*App and web page records*:
* * * * * * *
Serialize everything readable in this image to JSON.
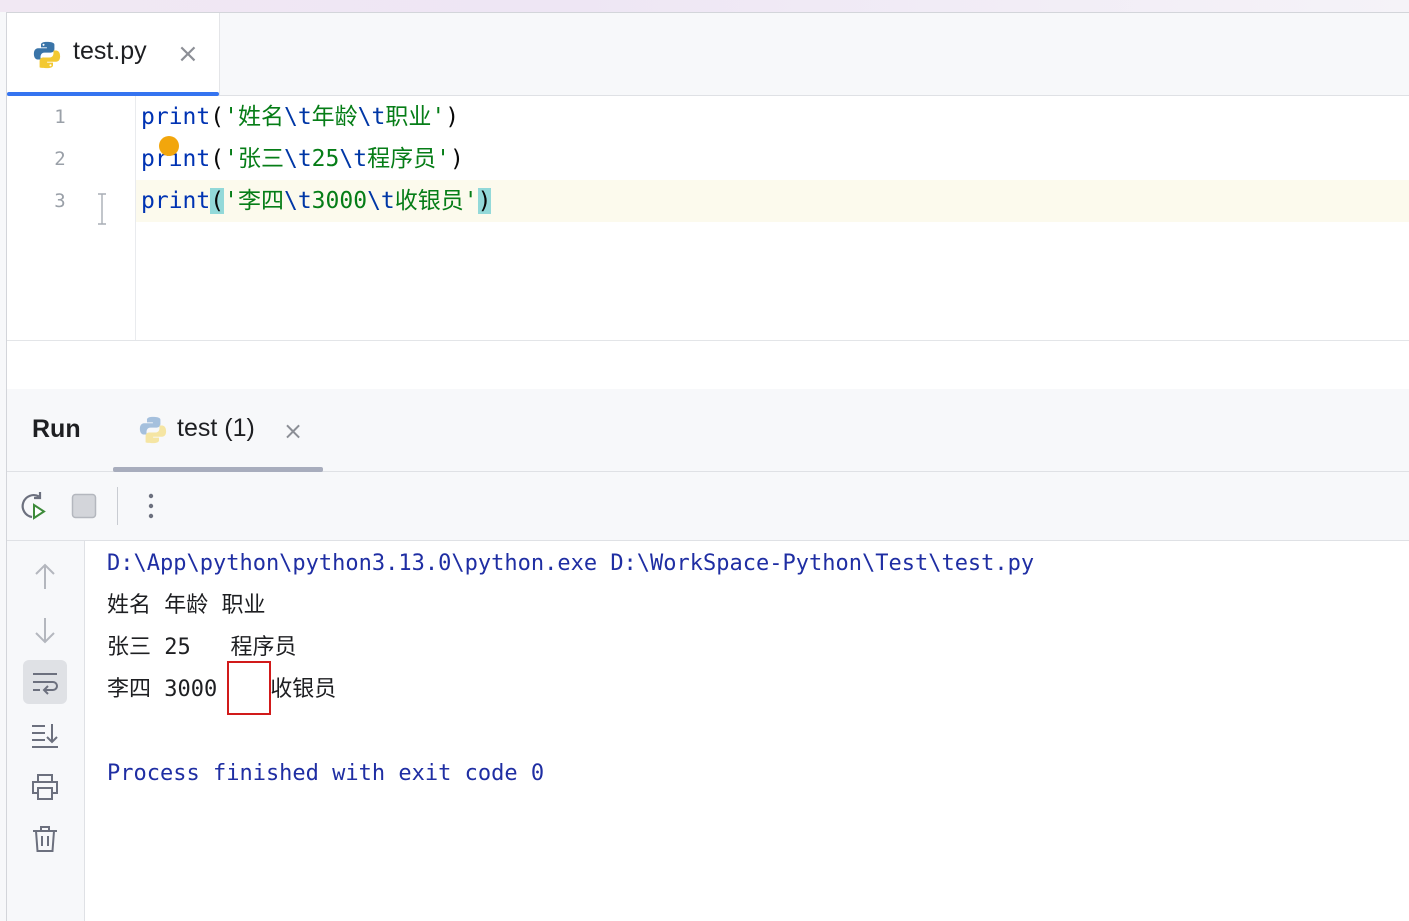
{
  "editor": {
    "tab": {
      "filename": "test.py"
    },
    "lines": [
      {
        "num": "1",
        "fn": "print",
        "open": "(",
        "q1": "'",
        "s1": "姓名",
        "e1": "\\t",
        "s2": "年龄",
        "e2": "\\t",
        "s3": "职业",
        "q2": "'",
        "close": ")"
      },
      {
        "num": "2",
        "fn": "print",
        "open": "(",
        "q1": "'",
        "s1": "张三",
        "e1": "\\t",
        "s2": "25",
        "e2": "\\t",
        "s3": "程序员",
        "q2": "'",
        "close": ")"
      },
      {
        "num": "3",
        "fn": "print",
        "open": "(",
        "q1": "'",
        "s1": "李四",
        "e1": "\\t",
        "s2": "3000",
        "e2": "\\t",
        "s3": "收银员",
        "q2": "'",
        "close": ")"
      }
    ]
  },
  "run": {
    "title": "Run",
    "tab": {
      "name": "test (1)"
    }
  },
  "console": {
    "command": "D:\\App\\python\\python3.13.0\\python.exe D:\\WorkSpace-Python\\Test\\test.py",
    "output": [
      "姓名 年龄 职业",
      "张三 25   程序员",
      "李四 3000    收银员"
    ],
    "finish": "Process finished with exit code 0"
  },
  "icons": {
    "rerun": "rerun-icon",
    "stop": "stop-icon",
    "more": "more-vertical-icon",
    "up": "arrow-up-icon",
    "down": "arrow-down-icon",
    "wrap": "soft-wrap-icon",
    "scroll": "scroll-to-end-icon",
    "print": "print-icon",
    "trash": "trash-icon"
  },
  "colors": {
    "accent": "#3574f0",
    "keyword": "#0033b3",
    "string": "#067d17",
    "console_system": "#1f2ea3",
    "highlight": "#d11a1a"
  }
}
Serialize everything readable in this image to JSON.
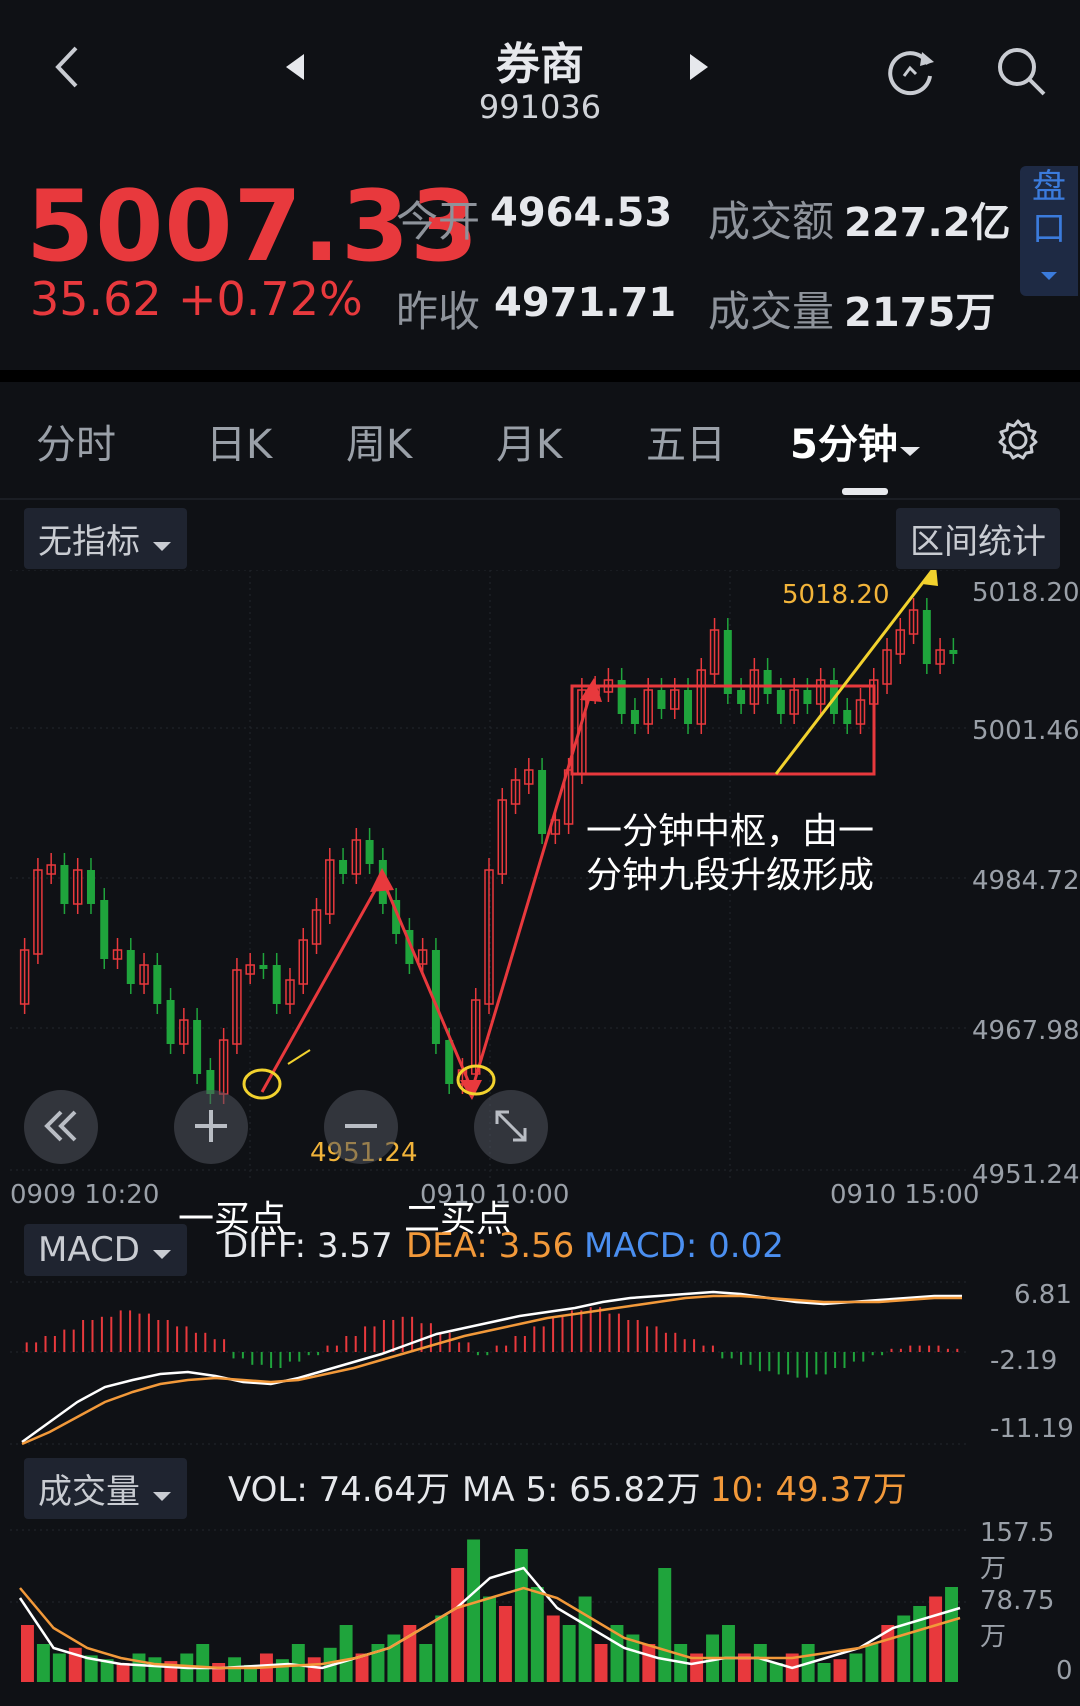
{
  "header": {
    "title": "券商",
    "code": "991036",
    "back_icon": "chevron-left-icon",
    "prev_icon": "triangle-left-icon",
    "next_icon": "triangle-right-icon",
    "refresh_icon": "refresh-icon",
    "search_icon": "search-icon"
  },
  "quote": {
    "price": "5007.33",
    "change": "35.62",
    "change_pct": "+0.72%",
    "open_label": "今开",
    "open_value": "4964.53",
    "prev_close_label": "昨收",
    "prev_close_value": "4971.71",
    "amount_label": "成交额",
    "amount_value": "227.2亿",
    "volume_label": "成交量",
    "volume_value": "2175万",
    "pankou_label_1": "盘",
    "pankou_label_2": "口",
    "up_color": "#e8393d"
  },
  "tabs": [
    {
      "label": "分时"
    },
    {
      "label": "日K"
    },
    {
      "label": "周K"
    },
    {
      "label": "月K"
    },
    {
      "label": "五日"
    },
    {
      "label": "5分钟",
      "active": true
    }
  ],
  "toolbar": {
    "indicator_label": "无指标",
    "range_stats_label": "区间统计"
  },
  "main_chart": {
    "y_ticks": [
      "5018.20",
      "5001.46",
      "4984.72",
      "4967.98",
      "4951.24"
    ],
    "x_ticks": [
      "0909 10:20",
      "0910 10:00",
      "0910 15:00"
    ],
    "high_label": "5018.20",
    "low_label": "4951.24",
    "annotations": {
      "buy1": "一买点",
      "buy2": "二买点",
      "pivot_line1": "一分钟中枢，由一",
      "pivot_line2": "分钟九段升级形成"
    }
  },
  "macd": {
    "selector_label": "MACD",
    "diff": "DIFF: 3.57",
    "dea": "DEA: 3.56",
    "macd": "MACD: 0.02",
    "y_ticks": [
      "6.81",
      "-2.19",
      "-11.19"
    ]
  },
  "volume": {
    "selector_label": "成交量",
    "vol": "VOL: 74.64万",
    "ma5": "MA 5: 65.82万",
    "ma10": "10: 49.37万",
    "y_ticks": [
      "157.5万",
      "78.75万",
      "0"
    ]
  }
}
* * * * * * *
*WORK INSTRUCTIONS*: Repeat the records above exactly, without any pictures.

*OUTPUT*:
Serialize everything readable in this image to JSON.
{
  "editor": {
    "tab": {
      "filename": "test.py"
    },
    "lines": [
      {
        "num": "1",
        "fn": "print",
        "open": "(",
        "q1": "'",
        "s1": "姓名",
        "e1": "\\t",
        "s2": "年龄",
        "e2": "\\t",
        "s3": "职业",
        "q2": "'",
        "close": ")"
      },
      {
        "num": "2",
        "fn": "print",
        "open": "(",
        "q1": "'",
        "s1": "张三",
        "e1": "\\t",
        "s2": "25",
        "e2": "\\t",
        "s3": "程序员",
        "q2": "'",
        "close": ")"
      },
      {
        "num": "3",
        "fn": "print",
        "open": "(",
        "q1": "'",
        "s1": "李四",
        "e1": "\\t",
        "s2": "3000",
        "e2": "\\t",
        "s3": "收银员",
        "q2": "'",
        "close": ")"
      }
    ]
  },
  "run": {
    "title": "Run",
    "tab": {
      "name": "test (1)"
    }
  },
  "console": {
    "command": "D:\\App\\python\\python3.13.0\\python.exe D:\\WorkSpace-Python\\Test\\test.py",
    "output": [
      "姓名 年龄 职业",
      "张三 25   程序员",
      "李四 3000    收银员"
    ],
    "finish": "Process finished with exit code 0"
  },
  "icons": {
    "rerun": "rerun-icon",
    "stop": "stop-icon",
    "more": "more-vertical-icon",
    "up": "arrow-up-icon",
    "down": "arrow-down-icon",
    "wrap": "soft-wrap-icon",
    "scroll": "scroll-to-end-icon",
    "print": "print-icon",
    "trash": "trash-icon"
  },
  "colors": {
    "accent": "#3574f0",
    "keyword": "#0033b3",
    "string": "#067d17",
    "console_system": "#1f2ea3",
    "highlight": "#d11a1a"
  }
}
Serialize everything readable in this image to JSON.
{
  "header": {
    "title": "券商",
    "code": "991036",
    "back_icon": "chevron-left-icon",
    "prev_icon": "triangle-left-icon",
    "next_icon": "triangle-right-icon",
    "refresh_icon": "refresh-icon",
    "search_icon": "search-icon"
  },
  "quote": {
    "price": "5007.33",
    "change": "35.62",
    "change_pct": "+0.72%",
    "open_label": "今开",
    "open_value": "4964.53",
    "prev_close_label": "昨收",
    "prev_close_value": "4971.71",
    "amount_label": "成交额",
    "amount_value": "227.2亿",
    "volume_label": "成交量",
    "volume_value": "2175万",
    "pankou_label_1": "盘",
    "pankou_label_2": "口",
    "up_color": "#e8393d"
  },
  "tabs": [
    {
      "label": "分时"
    },
    {
      "label": "日K"
    },
    {
      "label": "周K"
    },
    {
      "label": "月K"
    },
    {
      "label": "五日"
    },
    {
      "label": "5分钟",
      "active": true
    }
  ],
  "toolbar": {
    "indicator_label": "无指标",
    "range_stats_label": "区间统计"
  },
  "main_chart": {
    "y_ticks": [
      "5018.20",
      "5001.46",
      "4984.72",
      "4967.98",
      "4951.24"
    ],
    "x_ticks": [
      "0909 10:20",
      "0910 10:00",
      "0910 15:00"
    ],
    "high_label": "5018.20",
    "low_label": "4951.24",
    "annotations": {
      "buy1": "一买点",
      "buy2": "二买点",
      "pivot_line1": "一分钟中枢，由一",
      "pivot_line2": "分钟九段升级形成"
    }
  },
  "macd": {
    "selector_label": "MACD",
    "diff": "DIFF: 3.57",
    "dea": "DEA: 3.56",
    "macd": "MACD: 0.02",
    "y_ticks": [
      "6.81",
      "-2.19",
      "-11.19"
    ]
  },
  "volume": {
    "selector_label": "成交量",
    "vol": "VOL: 74.64万",
    "ma5": "MA 5: 65.82万",
    "ma10": "10: 49.37万",
    "y_ticks": [
      "157.5万",
      "78.75万",
      "0"
    ]
  }
}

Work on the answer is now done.